Will al-Qaeda’s Influence Recede in the Coming Period?
Sunday، October 21، 2018
Al-Qaeda has sought to exploit the 17th anniversary of the events of 11 September 2001 to assert its survival and ability to stay at the forefront of terrorist organizations worldwide. In doing so, it seems to be trying to cover up the multiple challenges facing it at the present stage, which may cause its influence to diminish in the medium and long term. Thus, it cannot be ruled out that the fears expressed by many of its leaders over the organization declining influence is the main factor that prompted Ayman al-Zawahiri to increase the media messages he sends to the organization cadres and members along with other organizations, especially its rivals, as well as the international and regional powers concerned with combating terrorism.
It is a remarkable shift from what happened in the past years, which witnessed a relatively limited appearance of al-Zawahiri to comment on events with the aim of proving that he is still alive and interacting developments. The new development raises many questions about the significance of the flurry of messages, particularly that they come at a time the region is witnessing numerous important variables with profound impacts, such as the receding influence of the pro-al-Qaeda groups in Syria against the backdrop of the recent security and political arrangements.
The flurry of messages sent by al-Zawahiri to various parties over the previous months have many implications, the most prominent of them are the following:
1- Halting its decline: These messages are an attempt by al-Zawahiri to compensate for the retreat and decline of al-Qaeda in Syria (previously al-Nusra Front) amid the marked advance of the Syrian regime forces which are gearing for military intervention in Idlib despite the understandings concluded between Russia and Turkey in coordination with Iran, the latest of which is the Sochi agreement between Moscow and Ankara in 17 September 2017. The agreement provides for establishing a 15-to-20-kilometers-deep demilitarized zone, the withdrawal of all radical groups from the area, and pulling out the tanks, rocket launchers, and mortars of the warring parties before 10 October. Terrorist and armed organizations have already begun withdrawing their weapons from that area before the deadline expires.
This prompted numerous estimates to indicate that al-Zawahiri, through these messages, has sought to urge the organization cadres and members in Syria to endure the pressure they are facing, lest some of them defect from the organization and join other terrorist and armed organizations in the region.

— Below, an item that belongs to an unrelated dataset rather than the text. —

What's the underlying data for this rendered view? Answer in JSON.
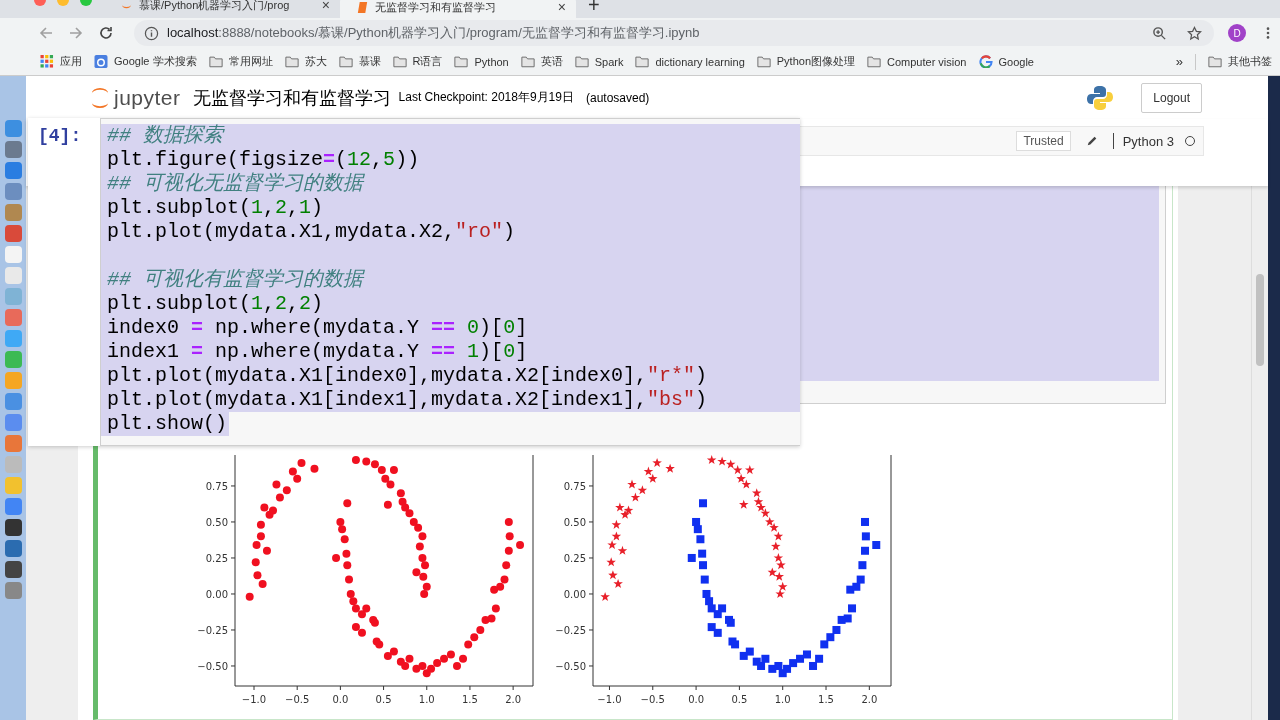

2- Reinforcing its role: These messages may be part of al-Zawahiri’s efforts to cement his role as the leader of the terrorist organization, which puts itself on top of the list of terrorist organizations worldwide. This is gains added importance to al-Qaeda, amid the mounting rivalry with other organizations, primarily ISIS, as evident in its criticisms of the latter and its leaders, revealing the widening ideological differences between al-Zawahiri and Abu Bakr al-Baghdadi.

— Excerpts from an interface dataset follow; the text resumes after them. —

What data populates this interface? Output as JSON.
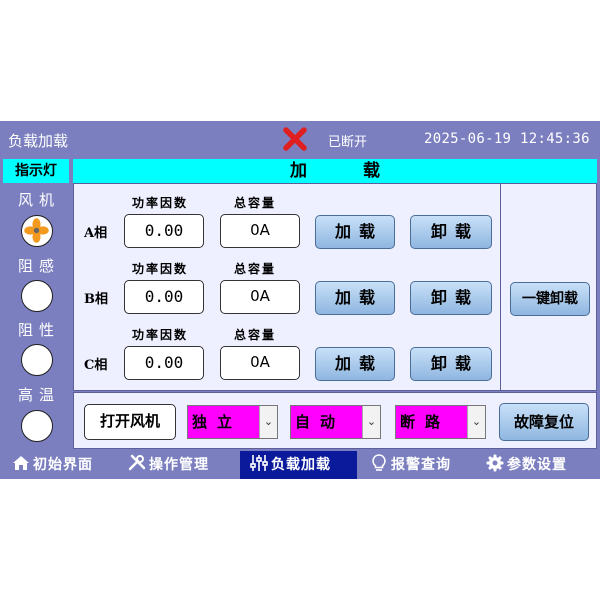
{
  "header": {
    "title": "负载加载",
    "connection_status": "已断开",
    "datetime": "2025-06-19 12:45:36"
  },
  "indicators": {
    "title": "指示灯",
    "items": [
      {
        "label": "风机",
        "icon": "fan-icon"
      },
      {
        "label": "阻感"
      },
      {
        "label": "阻性"
      },
      {
        "label": "高温"
      }
    ]
  },
  "section": {
    "title": "加载"
  },
  "columns": {
    "power_factor": "功率因数",
    "total_capacity": "总容量"
  },
  "phases": [
    {
      "name": "A相",
      "power_factor": "0.00",
      "capacity": "0A"
    },
    {
      "name": "B相",
      "power_factor": "0.00",
      "capacity": "0A"
    },
    {
      "name": "C相",
      "power_factor": "0.00",
      "capacity": "0A"
    }
  ],
  "buttons": {
    "load": "加载",
    "unload": "卸载",
    "one_key_unload": "一键卸载",
    "open_fan": "打开风机",
    "fault_reset": "故障复位"
  },
  "selects": {
    "mode": "独立",
    "control": "自动",
    "breaker": "断路"
  },
  "nav": {
    "home": "初始界面",
    "operation": "操作管理",
    "load": "负载加载",
    "alarm": "报警查询",
    "params": "参数设置"
  },
  "colors": {
    "frame": "#7b7fbf",
    "title_bar": "#00ffff",
    "select_bg": "#ff00ff",
    "nav_active": "#0a1a9a",
    "disconnected": "#e02020"
  }
}
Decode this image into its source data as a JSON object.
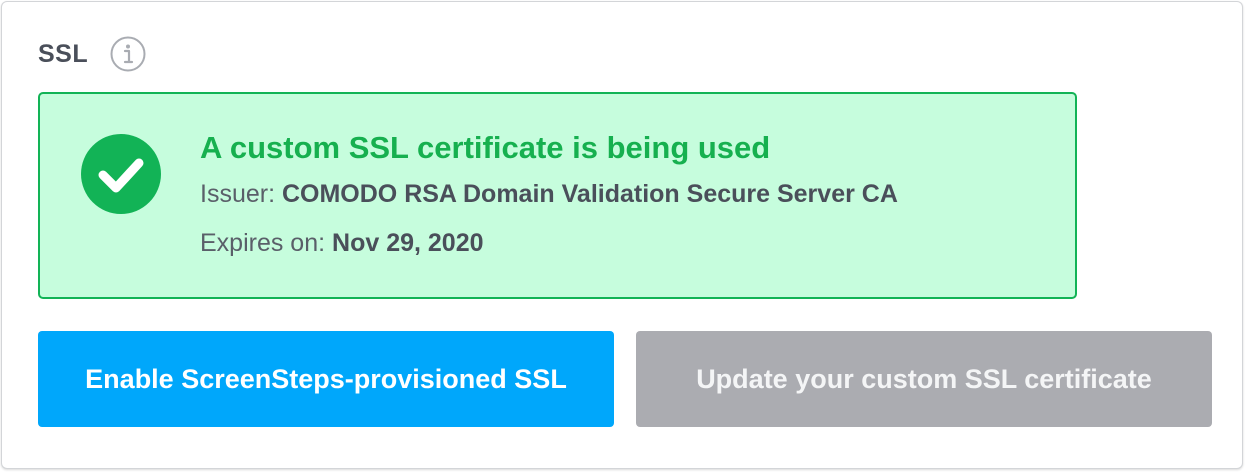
{
  "section": {
    "title": "SSL",
    "info_icon": "info-icon"
  },
  "status": {
    "icon": "check-circle-icon",
    "title": "A custom SSL certificate is being used",
    "issuer_label": "Issuer:",
    "issuer_value": "COMODO RSA Domain Validation Secure Server CA",
    "expires_label": "Expires on:",
    "expires_value": "Nov 29, 2020"
  },
  "actions": {
    "enable_label": "Enable ScreenSteps-provisioned SSL",
    "update_label": "Update your custom SSL certificate"
  },
  "colors": {
    "success_bg": "#c6fddd",
    "success_border": "#12b356",
    "success_text": "#16b04f",
    "primary_button": "#00a7fb",
    "secondary_button": "#abacb1"
  }
}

Other estimates argue that bolstering the role does not stem only from the ongoing rivalry between al-Qaeda and ISIS, but also from the internal balance of power within the former, where the attempts of some sub-leaders within it to enhance their influence seem to clash with al-Zawahiri’s vision for his position in the organization.
That is why al-Zawahiri seeks to support the establishment of the pro-al-Qaeda’s Guardians of Religion Organization in Syria, following the moves by al-Nusra-Front, which changed its name to Fatah al-Sham Front and then to Hay'at Tahrir al Sham after joining the coalition of several terrorist organizations. This cannot be separated from the fears voiced by leaders in the parent organization over the prospect that Abu Mohammed al-Julani, leader of al-Nusra Front, may split from the organization and lead al-Nusra Front alone.
Notably, six groups announced their defection from al-Nusra Front, in September 6, and joined the Guardians of Religion organization, which includes cadres and members who have previously opposed the policies pursued by al-Nusra Front in dealing with the field developments in Syria.
3- Continuing competition: Through such messages, al-Zawahiri seeks to strengthen the organization’s ability to attract the largest possible number of terrorists, amid the significant decline in ISIS’s activity and influence in the areas it controlled in the past period. That may help explain why al-Zawahiri supports other terrorist organizations, such as Harakat al-Shabaab al-Mujahideen in Somalia and Jama’at Nusrat al-Islam wal-Muslimin (JNIM) in the Sahel and the Sahara region.
4- Imbalance: The developments in the regional arena have left the leadership of the organization with limited options, leading to the decline of its influence over sub-organizations, particularly in light of the increasing influence of the sub-organization’s leaders, such as al-Julani, Abdelmalek Droukdel and Qasim al-Raymi. This variable is having a growing impact due to the influence the branches wield on the organization, which relied heavily on them during the past period.
In conclusion, the recent flurry of messages reveals the mounting pressures on the organization, and a decline in its ability to contain the ensuing repercussions, which could prompt sub-groups and leaders to split and form rival organizations or join the existing ones.